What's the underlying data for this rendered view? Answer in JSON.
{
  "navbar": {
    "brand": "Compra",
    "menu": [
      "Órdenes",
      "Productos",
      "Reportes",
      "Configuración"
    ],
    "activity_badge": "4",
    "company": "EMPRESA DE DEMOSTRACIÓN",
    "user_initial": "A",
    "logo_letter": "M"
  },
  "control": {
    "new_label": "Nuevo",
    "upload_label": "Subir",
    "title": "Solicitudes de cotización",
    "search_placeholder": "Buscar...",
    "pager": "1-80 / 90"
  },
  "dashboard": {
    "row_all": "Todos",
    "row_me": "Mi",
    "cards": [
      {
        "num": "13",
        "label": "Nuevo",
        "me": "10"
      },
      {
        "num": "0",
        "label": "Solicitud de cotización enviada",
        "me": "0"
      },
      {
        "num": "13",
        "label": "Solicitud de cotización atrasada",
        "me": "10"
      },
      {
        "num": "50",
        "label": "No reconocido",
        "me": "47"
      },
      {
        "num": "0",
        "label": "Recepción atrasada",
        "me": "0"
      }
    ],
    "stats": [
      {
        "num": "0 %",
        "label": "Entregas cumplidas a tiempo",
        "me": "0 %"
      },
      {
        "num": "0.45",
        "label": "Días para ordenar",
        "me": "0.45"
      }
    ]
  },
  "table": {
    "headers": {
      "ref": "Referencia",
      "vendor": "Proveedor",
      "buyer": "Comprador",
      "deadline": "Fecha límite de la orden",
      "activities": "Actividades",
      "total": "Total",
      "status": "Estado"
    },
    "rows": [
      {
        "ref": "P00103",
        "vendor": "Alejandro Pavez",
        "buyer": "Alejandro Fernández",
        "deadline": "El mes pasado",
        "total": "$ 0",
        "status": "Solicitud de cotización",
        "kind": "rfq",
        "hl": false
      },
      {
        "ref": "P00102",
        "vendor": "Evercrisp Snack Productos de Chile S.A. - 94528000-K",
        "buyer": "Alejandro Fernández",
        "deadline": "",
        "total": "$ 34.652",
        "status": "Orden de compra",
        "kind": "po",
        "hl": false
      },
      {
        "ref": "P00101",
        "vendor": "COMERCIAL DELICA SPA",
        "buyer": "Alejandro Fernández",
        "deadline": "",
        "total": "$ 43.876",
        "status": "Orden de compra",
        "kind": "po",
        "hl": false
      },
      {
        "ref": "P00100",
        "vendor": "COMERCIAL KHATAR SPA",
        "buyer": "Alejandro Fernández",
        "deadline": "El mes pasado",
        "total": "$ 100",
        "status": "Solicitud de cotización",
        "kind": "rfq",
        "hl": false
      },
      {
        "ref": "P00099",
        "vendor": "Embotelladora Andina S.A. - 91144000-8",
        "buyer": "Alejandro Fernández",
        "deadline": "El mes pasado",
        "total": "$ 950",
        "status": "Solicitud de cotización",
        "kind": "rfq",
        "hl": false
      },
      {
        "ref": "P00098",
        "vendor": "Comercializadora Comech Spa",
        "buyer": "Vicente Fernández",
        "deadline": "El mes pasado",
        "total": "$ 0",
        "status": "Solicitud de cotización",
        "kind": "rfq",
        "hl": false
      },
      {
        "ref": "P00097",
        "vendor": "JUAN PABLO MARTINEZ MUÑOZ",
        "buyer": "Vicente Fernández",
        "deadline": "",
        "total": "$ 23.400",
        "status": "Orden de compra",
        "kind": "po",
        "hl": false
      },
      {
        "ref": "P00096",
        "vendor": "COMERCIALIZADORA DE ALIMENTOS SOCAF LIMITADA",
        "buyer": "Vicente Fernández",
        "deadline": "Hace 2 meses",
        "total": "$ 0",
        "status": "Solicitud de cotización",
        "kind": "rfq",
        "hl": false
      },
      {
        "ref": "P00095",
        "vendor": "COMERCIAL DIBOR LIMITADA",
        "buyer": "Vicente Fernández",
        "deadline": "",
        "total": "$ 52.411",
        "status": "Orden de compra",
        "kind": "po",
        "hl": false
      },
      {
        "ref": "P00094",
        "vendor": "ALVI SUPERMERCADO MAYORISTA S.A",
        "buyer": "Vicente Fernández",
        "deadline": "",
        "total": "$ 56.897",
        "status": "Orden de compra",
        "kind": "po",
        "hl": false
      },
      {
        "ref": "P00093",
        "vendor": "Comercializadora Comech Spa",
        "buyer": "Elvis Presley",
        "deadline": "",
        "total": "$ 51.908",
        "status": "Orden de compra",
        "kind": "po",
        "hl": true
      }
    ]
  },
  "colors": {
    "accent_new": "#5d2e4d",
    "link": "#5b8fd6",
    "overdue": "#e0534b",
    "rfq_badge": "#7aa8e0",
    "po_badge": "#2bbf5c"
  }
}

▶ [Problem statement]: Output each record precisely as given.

▶ [Exercise answer]:
What's the underlying data for this rendered view? Answer in JSON.
{
  "navbar": {
    "brand": "Compra",
    "menu": [
      "Órdenes",
      "Productos",
      "Reportes",
      "Configuración"
    ],
    "activity_badge": "4",
    "company": "EMPRESA DE DEMOSTRACIÓN",
    "user_initial": "A",
    "logo_letter": "M"
  },
  "control": {
    "new_label": "Nuevo",
    "upload_label": "Subir",
    "title": "Solicitudes de cotización",
    "search_placeholder": "Buscar...",
    "pager": "1-80 / 90"
  },
  "dashboard": {
    "row_all": "Todos",
    "row_me": "Mi",
    "cards": [
      {
        "num": "13",
        "label": "Nuevo",
        "me": "10"
      },
      {
        "num": "0",
        "label": "Solicitud de cotización enviada",
        "me": "0"
      },
      {
        "num": "13",
        "label": "Solicitud de cotización atrasada",
        "me": "10"
      },
      {
        "num": "50",
        "label": "No reconocido",
        "me": "47"
      },
      {
        "num": "0",
        "label": "Recepción atrasada",
        "me": "0"
      }
    ],
    "stats": [
      {
        "num": "0 %",
        "label": "Entregas cumplidas a tiempo",
        "me": "0 %"
      },
      {
        "num": "0.45",
        "label": "Días para ordenar",
        "me": "0.45"
      }
    ]
  },
  "table": {
    "headers": {
      "ref": "Referencia",
      "vendor": "Proveedor",
      "buyer": "Comprador",
      "deadline": "Fecha límite de la orden",
      "activities": "Actividades",
      "total": "Total",
      "status": "Estado"
    },
    "rows": [
      {
        "ref": "P00103",
        "vendor": "Alejandro Pavez",
        "buyer": "Alejandro Fernández",
        "deadline": "El mes pasado",
        "total": "$ 0",
        "status": "Solicitud de cotización",
        "kind": "rfq",
        "hl": false
      },
      {
        "ref": "P00102",
        "vendor": "Evercrisp Snack Productos de Chile S.A. - 94528000-K",
        "buyer": "Alejandro Fernández",
        "deadline": "",
        "total": "$ 34.652",
        "status": "Orden de compra",
        "kind": "po",
        "hl": false
      },
      {
        "ref": "P00101",
        "vendor": "COMERCIAL DELICA SPA",
        "buyer": "Alejandro Fernández",
        "deadline": "",
        "total": "$ 43.876",
        "status": "Orden de compra",
        "kind": "po",
        "hl": false
      },
      {
        "ref": "P00100",
        "vendor": "COMERCIAL KHATAR SPA",
        "buyer": "Alejandro Fernández",
        "deadline": "El mes pasado",
        "total": "$ 100",
        "status": "Solicitud de cotización",
        "kind": "rfq",
        "hl": false
      },
      {
        "ref": "P00099",
        "vendor": "Embotelladora Andina S.A. - 91144000-8",
        "buyer": "Alejandro Fernández",
        "deadline": "El mes pasado",
        "total": "$ 950",
        "status": "Solicitud de cotización",
        "kind": "rfq",
        "hl": false
      },
      {
        "ref": "P00098",
        "vendor": "Comercializadora Comech Spa",
        "buyer": "Vicente Fernández",
        "deadline": "El mes pasado",
        "total": "$ 0",
        "status": "Solicitud de cotización",
        "kind": "rfq",
        "hl": false
      },
      {
        "ref": "P00097",
        "vendor": "JUAN PABLO MARTINEZ MUÑOZ",
        "buyer": "Vicente Fernández",
        "deadline": "",
        "total": "$ 23.400",
        "status": "Orden de compra",
        "kind": "po",
        "hl": false
      },
      {
        "ref": "P00096",
        "vendor": "COMERCIALIZADORA DE ALIMENTOS SOCAF LIMITADA",
        "buyer": "Vicente Fernández",
        "deadline": "Hace 2 meses",
        "total": "$ 0",
        "status": "Solicitud de cotización",
        "kind": "rfq",
        "hl": false
      },
      {
        "ref": "P00095",
        "vendor": "COMERCIAL DIBOR LIMITADA",
        "buyer": "Vicente Fernández",
        "deadline": "",
        "total": "$ 52.411",
        "status": "Orden de compra",
        "kind": "po",
        "hl": false
      },
      {
        "ref": "P00094",
        "vendor": "ALVI SUPERMERCADO MAYORISTA S.A",
        "buyer": "Vicente Fernández",
        "deadline": "",
        "total": "$ 56.897",
        "status": "Orden de compra",
        "kind": "po",
        "hl": false
      },
      {
        "ref": "P00093",
        "vendor": "Comercializadora Comech Spa",
        "buyer": "Elvis Presley",
        "deadline": "",
        "total": "$ 51.908",
        "status": "Orden de compra",
        "kind": "po",
        "hl": true
      }
    ]
  },
  "colors": {
    "accent_new": "#5d2e4d",
    "link": "#5b8fd6",
    "overdue": "#e0534b",
    "rfq_badge": "#7aa8e0",
    "po_badge": "#2bbf5c"
  }
}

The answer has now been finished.